Biodegradable Polysaccharides

Pushpamalar Janarthanan, Anand Veeramachineni, Xian Jun Loh

Research output: Chapter in Book/Report/Conference proceedingEncyclopaedia / Dictionary EntryOtherpeer-review

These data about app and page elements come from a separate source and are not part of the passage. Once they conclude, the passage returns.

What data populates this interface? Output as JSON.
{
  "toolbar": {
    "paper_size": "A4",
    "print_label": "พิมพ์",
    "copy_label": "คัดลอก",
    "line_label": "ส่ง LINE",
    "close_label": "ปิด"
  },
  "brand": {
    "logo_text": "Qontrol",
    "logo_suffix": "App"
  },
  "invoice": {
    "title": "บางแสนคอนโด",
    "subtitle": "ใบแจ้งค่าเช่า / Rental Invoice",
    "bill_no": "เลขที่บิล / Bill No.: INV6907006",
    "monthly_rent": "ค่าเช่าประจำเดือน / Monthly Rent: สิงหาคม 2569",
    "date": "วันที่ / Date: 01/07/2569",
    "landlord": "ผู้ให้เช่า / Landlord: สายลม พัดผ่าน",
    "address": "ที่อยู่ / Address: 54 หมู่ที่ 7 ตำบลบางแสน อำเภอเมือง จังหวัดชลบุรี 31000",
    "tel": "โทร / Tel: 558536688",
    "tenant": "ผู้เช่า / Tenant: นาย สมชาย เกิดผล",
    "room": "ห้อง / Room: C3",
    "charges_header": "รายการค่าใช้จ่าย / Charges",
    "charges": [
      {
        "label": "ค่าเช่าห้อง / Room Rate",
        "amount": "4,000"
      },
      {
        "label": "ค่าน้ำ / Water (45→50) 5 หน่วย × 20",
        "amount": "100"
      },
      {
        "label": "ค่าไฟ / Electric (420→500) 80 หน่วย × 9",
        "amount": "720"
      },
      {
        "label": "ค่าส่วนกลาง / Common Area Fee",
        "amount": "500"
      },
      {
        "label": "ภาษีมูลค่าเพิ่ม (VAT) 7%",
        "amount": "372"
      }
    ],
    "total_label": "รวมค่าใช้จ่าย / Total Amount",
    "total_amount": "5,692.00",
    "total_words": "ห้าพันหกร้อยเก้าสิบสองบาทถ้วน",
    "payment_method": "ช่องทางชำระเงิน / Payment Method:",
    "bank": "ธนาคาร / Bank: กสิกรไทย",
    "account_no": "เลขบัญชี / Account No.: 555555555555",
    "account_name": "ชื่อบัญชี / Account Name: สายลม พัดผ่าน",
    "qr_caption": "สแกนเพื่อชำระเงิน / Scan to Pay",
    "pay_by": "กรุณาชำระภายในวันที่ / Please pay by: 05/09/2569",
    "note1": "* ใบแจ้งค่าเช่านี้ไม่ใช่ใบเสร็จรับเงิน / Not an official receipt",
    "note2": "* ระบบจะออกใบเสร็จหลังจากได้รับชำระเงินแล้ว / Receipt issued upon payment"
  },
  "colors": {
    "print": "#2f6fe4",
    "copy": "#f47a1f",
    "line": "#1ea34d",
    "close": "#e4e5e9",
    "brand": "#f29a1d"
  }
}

Biodegradable polymers are polymers which break down after its planned use. Their backbone could possess ester, amide, and ether functional groups. The manner of their degradation as well as their properties is determined by their structure. Biodegradable polymers could be polyesters, polyamides, polyanhydrides, polycarbonates, polysaccharides, etc. Polysaccharides are biodegradable polymers of a kind of monosaccharide or combination of more than one kind of monosaccharide. They are commonly found in living organisms such as plants and animals. The plant origin polysaccharides are such as starch, cellulose, hemicellulose, hyaluronic, alginate, guar gums and etc. and the animal origin polysaccharides are chitin and chondroitin. Polysaccharides play various types of roles in nature. The roles range from food storage, structural support for plants, interphase adhesion in cell wall of plants, structural role for aggrecan assembly and extracellular component, structural support in arthropods, cell wall constituents, a component in plant cell wall and middle lamellar, anionic extracellular cell wall and seed husk. Polysaccharides are mostly considered to be amorphous polymers. Research interests are focused on these green polysaccharides for their abundance renewability, good biocompatibility, non-toxicity, biodegradability, good photo-stability, and capability of enhancing the absorption capacity.

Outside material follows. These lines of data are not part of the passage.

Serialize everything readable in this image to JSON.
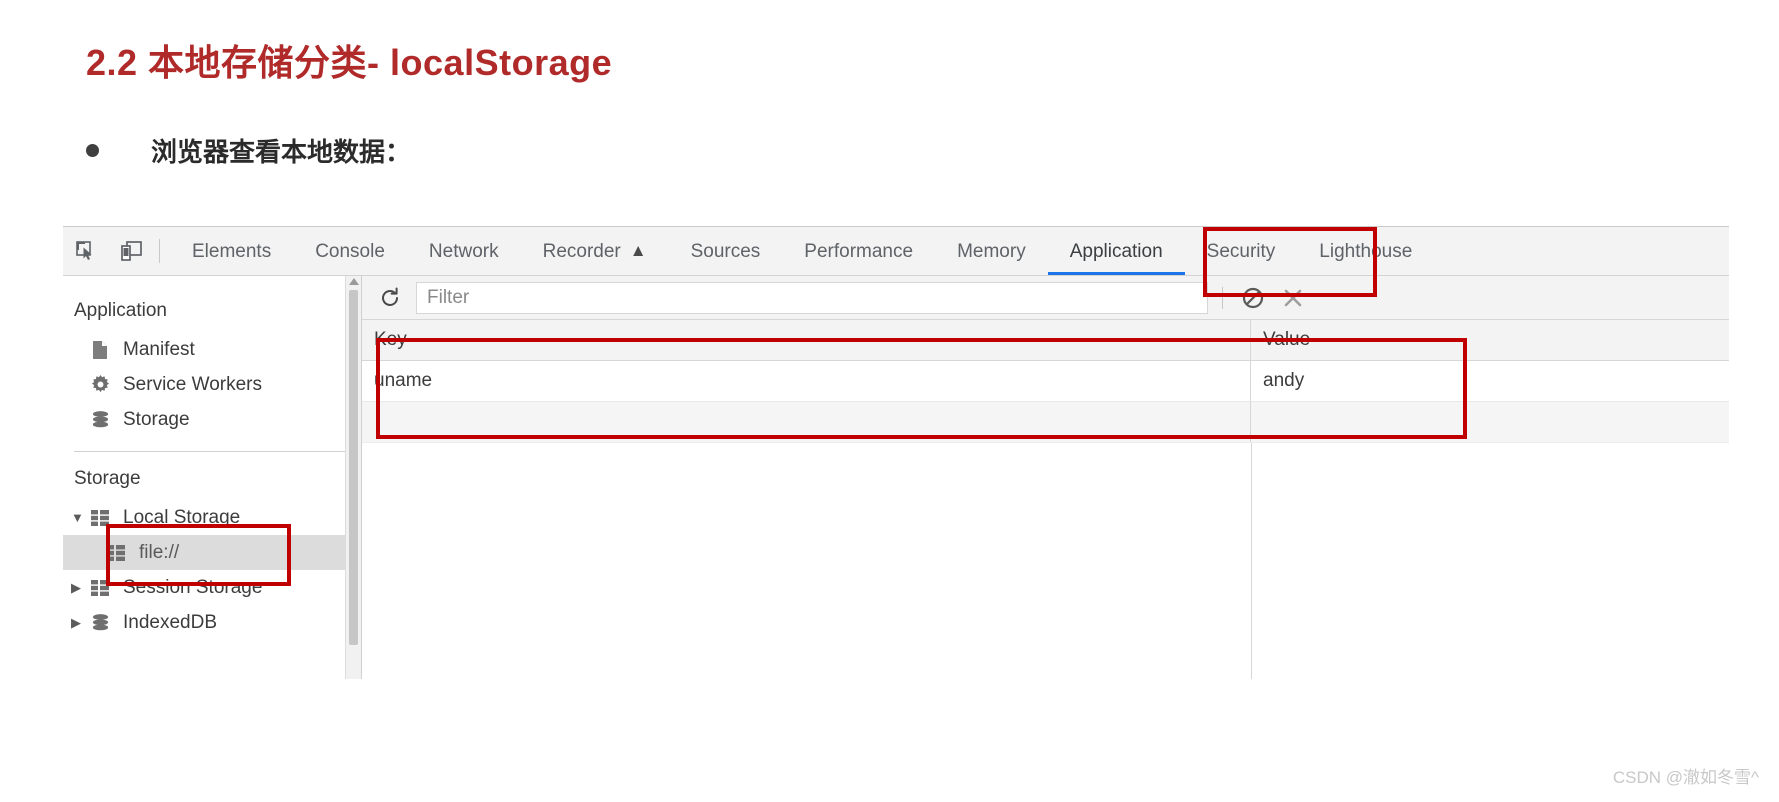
{
  "slide": {
    "title": "2.2 本地存储分类- localStorage",
    "title_color": "#b02a2a",
    "bullet_text": "浏览器查看本地数据：",
    "watermark": "CSDN @澈如冬雪^"
  },
  "devtools": {
    "left_icons": [
      {
        "name": "inspect-element-icon",
        "glyph": "inspect"
      },
      {
        "name": "device-toolbar-icon",
        "glyph": "device"
      }
    ],
    "tabs": [
      {
        "label": "Elements",
        "active": false
      },
      {
        "label": "Console",
        "active": false
      },
      {
        "label": "Network",
        "active": false
      },
      {
        "label": "Recorder",
        "active": false,
        "badge": "▲"
      },
      {
        "label": "Sources",
        "active": false
      },
      {
        "label": "Performance",
        "active": false
      },
      {
        "label": "Memory",
        "active": false
      },
      {
        "label": "Application",
        "active": true
      },
      {
        "label": "Security",
        "active": false
      },
      {
        "label": "Lighthouse",
        "active": false
      }
    ],
    "active_tab": "Application",
    "active_tab_underline_color": "#1a73e8",
    "annotation_color": "#c00000",
    "sidebar": {
      "sections": [
        {
          "title": "Application",
          "items": [
            {
              "label": "Manifest",
              "icon": "document-icon",
              "twisty": "",
              "selected": false
            },
            {
              "label": "Service Workers",
              "icon": "gear-icon",
              "twisty": "",
              "selected": false
            },
            {
              "label": "Storage",
              "icon": "database-icon",
              "twisty": "",
              "selected": false
            }
          ]
        },
        {
          "title": "Storage",
          "items": [
            {
              "label": "Local Storage",
              "icon": "table-icon",
              "twisty": "▼",
              "selected": false
            },
            {
              "label": "file://",
              "icon": "table-icon",
              "twisty": "",
              "selected": true,
              "child": true
            },
            {
              "label": "Session Storage",
              "icon": "table-icon",
              "twisty": "▶",
              "selected": false
            },
            {
              "label": "IndexedDB",
              "icon": "database-icon",
              "twisty": "▶",
              "selected": false,
              "cutoff": true
            }
          ]
        }
      ]
    },
    "toolbar": {
      "refresh_icon": "refresh-icon",
      "filter_placeholder": "Filter",
      "filter_value": "",
      "clear_all_icon": "clear-all-icon",
      "delete_selected_icon": "delete-selected-icon"
    },
    "table": {
      "columns": [
        "Key",
        "Value"
      ],
      "rows": [
        {
          "key": "uname",
          "value": "andy"
        }
      ],
      "empty_rows": 1
    }
  }
}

Original languageEnglish
Title of host publicationReference Module in Materials Science and Materials Engineering
Subtitle of host publicationPolymer Science: A Comprehensive Reference

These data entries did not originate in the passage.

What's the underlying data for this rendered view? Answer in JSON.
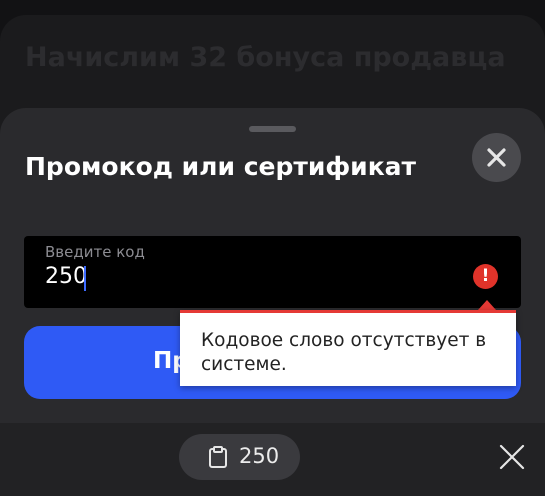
{
  "background": {
    "title": "Начислим 32 бонуса продавца"
  },
  "sheet": {
    "title": "Промокод или сертификат",
    "close_icon": "close-icon"
  },
  "code_field": {
    "label": "Введите код",
    "value": "250",
    "status_icon": "error-icon",
    "status_icon_glyph": "!"
  },
  "submit": {
    "label": "Пр"
  },
  "tooltip": {
    "text": "Кодовое слово отсутствует в системе."
  },
  "keyboard_bar": {
    "clipboard_text": "250",
    "clipboard_icon": "clipboard-icon",
    "close_icon": "close-icon"
  },
  "colors": {
    "accent": "#2f5af5",
    "error": "#e0332a",
    "sheet_bg": "#2a2a2d"
  }
}
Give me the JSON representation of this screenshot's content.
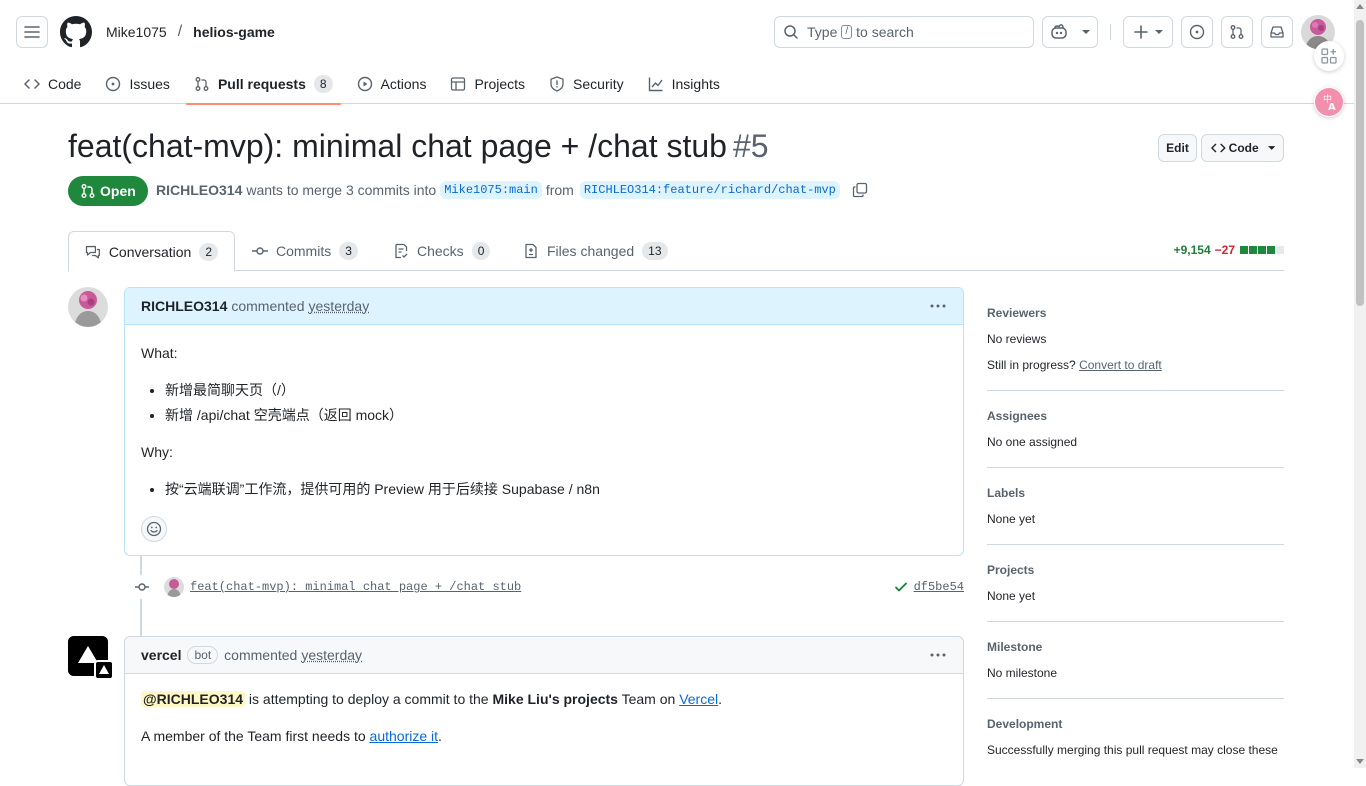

Number of pages12
Publication statusPublished - 18 Mar 2016

Cite this